They say the three most important factors in determining the desirability of a property are location, location, location.
So the sale of a six-bedroom period farmhouse in Swindon will raise a few eyebrows… it’s in the middle of a trading estate.
Hunts Copse Farm at South Marston – parts of which date back to around 1700 – was once the hub of a 370 acre farm.
At the advent of World War Two the Ministry of Aircraft Production built a factory and airstrip nearby, and the industrialisation of the area continued throughout the 20th century, notably with the arrival Honda’s UK manufacturing plant in 1985.

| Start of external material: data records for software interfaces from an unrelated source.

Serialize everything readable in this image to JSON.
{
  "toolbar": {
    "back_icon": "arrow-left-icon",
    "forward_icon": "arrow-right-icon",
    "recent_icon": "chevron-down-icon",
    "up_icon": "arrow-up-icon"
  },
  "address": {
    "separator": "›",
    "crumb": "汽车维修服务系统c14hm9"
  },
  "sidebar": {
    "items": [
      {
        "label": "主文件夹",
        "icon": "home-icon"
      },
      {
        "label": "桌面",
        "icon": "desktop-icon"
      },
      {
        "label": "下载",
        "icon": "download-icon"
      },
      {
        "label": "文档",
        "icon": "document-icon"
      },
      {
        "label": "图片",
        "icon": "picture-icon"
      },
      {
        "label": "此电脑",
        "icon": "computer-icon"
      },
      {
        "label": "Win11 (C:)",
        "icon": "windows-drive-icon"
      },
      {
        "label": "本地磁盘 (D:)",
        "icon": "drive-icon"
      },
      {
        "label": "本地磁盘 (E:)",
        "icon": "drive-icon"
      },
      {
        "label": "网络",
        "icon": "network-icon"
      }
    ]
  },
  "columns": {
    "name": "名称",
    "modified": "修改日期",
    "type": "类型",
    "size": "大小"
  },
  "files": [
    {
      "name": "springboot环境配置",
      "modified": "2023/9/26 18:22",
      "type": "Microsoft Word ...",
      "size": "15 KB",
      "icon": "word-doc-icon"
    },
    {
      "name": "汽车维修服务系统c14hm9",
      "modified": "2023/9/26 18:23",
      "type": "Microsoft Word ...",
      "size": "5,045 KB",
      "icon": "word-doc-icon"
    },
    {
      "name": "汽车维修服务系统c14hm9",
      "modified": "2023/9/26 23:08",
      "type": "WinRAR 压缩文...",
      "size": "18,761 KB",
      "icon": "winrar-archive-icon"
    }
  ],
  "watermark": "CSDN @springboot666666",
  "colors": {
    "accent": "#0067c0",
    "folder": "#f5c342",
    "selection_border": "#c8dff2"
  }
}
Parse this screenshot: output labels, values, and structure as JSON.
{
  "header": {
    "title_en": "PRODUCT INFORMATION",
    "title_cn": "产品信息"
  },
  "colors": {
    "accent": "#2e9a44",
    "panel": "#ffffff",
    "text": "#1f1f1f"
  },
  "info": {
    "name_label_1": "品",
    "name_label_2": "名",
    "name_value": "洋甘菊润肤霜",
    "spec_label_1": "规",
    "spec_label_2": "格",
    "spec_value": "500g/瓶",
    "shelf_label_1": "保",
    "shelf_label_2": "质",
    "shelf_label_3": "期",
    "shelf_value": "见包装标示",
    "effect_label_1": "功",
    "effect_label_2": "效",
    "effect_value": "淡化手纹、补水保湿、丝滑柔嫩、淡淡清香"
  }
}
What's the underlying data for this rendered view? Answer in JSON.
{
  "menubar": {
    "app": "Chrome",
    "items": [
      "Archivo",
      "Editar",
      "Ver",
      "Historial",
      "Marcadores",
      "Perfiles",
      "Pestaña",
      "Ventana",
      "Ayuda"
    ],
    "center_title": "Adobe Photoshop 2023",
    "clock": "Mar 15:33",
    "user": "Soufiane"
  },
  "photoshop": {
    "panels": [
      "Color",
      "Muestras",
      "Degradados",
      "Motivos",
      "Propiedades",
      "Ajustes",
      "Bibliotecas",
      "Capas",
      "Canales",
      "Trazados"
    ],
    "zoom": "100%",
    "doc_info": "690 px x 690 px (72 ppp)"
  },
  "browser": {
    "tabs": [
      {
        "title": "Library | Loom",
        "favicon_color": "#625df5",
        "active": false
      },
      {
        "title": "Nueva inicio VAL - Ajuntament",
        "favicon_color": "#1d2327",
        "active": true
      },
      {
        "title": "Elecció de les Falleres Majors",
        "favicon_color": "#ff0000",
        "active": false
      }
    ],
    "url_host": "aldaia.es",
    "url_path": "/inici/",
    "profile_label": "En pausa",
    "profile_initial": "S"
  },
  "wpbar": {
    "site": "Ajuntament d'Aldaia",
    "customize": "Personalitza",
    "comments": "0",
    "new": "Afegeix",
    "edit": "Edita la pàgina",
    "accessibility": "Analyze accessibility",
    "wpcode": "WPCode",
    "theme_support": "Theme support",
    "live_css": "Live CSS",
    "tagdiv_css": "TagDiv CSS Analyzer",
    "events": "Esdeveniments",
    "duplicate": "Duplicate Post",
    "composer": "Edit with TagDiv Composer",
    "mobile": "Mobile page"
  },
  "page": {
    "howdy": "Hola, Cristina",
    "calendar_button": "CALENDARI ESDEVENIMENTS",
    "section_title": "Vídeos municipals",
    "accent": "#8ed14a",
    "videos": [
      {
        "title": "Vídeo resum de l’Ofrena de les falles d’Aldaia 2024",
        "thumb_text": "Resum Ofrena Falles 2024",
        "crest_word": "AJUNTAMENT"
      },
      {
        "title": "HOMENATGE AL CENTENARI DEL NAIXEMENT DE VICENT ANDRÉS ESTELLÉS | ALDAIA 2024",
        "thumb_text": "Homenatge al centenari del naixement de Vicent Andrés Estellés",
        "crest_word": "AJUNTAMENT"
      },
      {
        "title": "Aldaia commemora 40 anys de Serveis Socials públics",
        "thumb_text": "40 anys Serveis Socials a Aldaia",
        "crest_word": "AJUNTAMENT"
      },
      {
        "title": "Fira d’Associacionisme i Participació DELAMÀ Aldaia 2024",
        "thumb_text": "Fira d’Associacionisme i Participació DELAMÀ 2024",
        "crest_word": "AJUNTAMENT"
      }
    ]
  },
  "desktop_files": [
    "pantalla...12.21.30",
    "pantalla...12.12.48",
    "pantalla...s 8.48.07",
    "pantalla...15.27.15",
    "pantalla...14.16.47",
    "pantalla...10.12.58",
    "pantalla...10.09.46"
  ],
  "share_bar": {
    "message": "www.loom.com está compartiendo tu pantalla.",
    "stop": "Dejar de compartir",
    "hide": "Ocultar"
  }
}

More recently, B&Q built its national distribution centre – the size of twenty football pitches – nearby.
Today, the grounds of Hunts Copse Farm extend to a little over two acres. Yet estate agents Moore Allen & Innocent, of Cirencester, are expecting considerable interest in the property – which will go under the hammer on site at 2.30pm on Thursday, August 15 with a guide price of £395,000 – not least because of its versatility.
The Grade II listed farmhouse was converted into offices in 1990. But there is existing planning consent to convert the property into a boutique hotel and restaurant, while an application currently going through the planning process is likely to see permission granted to turn the property back into a residential dwelling.
The L-shaped property occupies a space in South Marston Industrial Estate surrounded by sympathetically styled modern office units , and is well away from the light industrial and warehouse units at the entrance of the park.
A five bar gate gives way to a gravel drive with ample parking and a large entranceway between two staddle stones.
Inside, a wood-panelled entrance hall with flagstone floors leads to three large reception rooms – one designated as a reception and bar with adjoining men’s and women’s washrooms, and a fine dining room with dual aspect windows and period fireplace.
On the first floor are six bedrooms, including a well-proportioned master bedroom with large sash windows and period fireplace. On the second floor is an attic.
In total, the property provides a living space of around 400 square metres, with period features including flagstones floors, fireplaces and exposed beams throughout the property.
The farmhouse sits in around an acre of landscaped gardens proportional to its size and character, and including a small orchard with apple and cherry trees and fruit bushes.
Adjoining the gardens is a further acre of land enclosing a lake, which will be auctioned as a separate lot.
Andrew Stibbard, commercial surveyor at Moore Allen & Innocent, said: “It’s surprisingly quiet here on a weekday, and at the weekend you’d have the place to yourself.
“I can see this property appealing to a small business looking for office accommodation in an historic building with interesting features, or a hotelier, but equally I can see the appeal to a large family that requires lots of rooms and space, both indoors and out.
“In a village setting this farmhouse would set you back £1.5 million plus. Where else are you going to pick up a period six-bedroom period house for £395,000?”
Viewing events have been scheduled for Tuesdays July 23 and 30, and August 6 and 13 between 4pm and 5.30pm. For more information, or to arrange a viewing, call Moore Allen & Innocent on 01285 648104.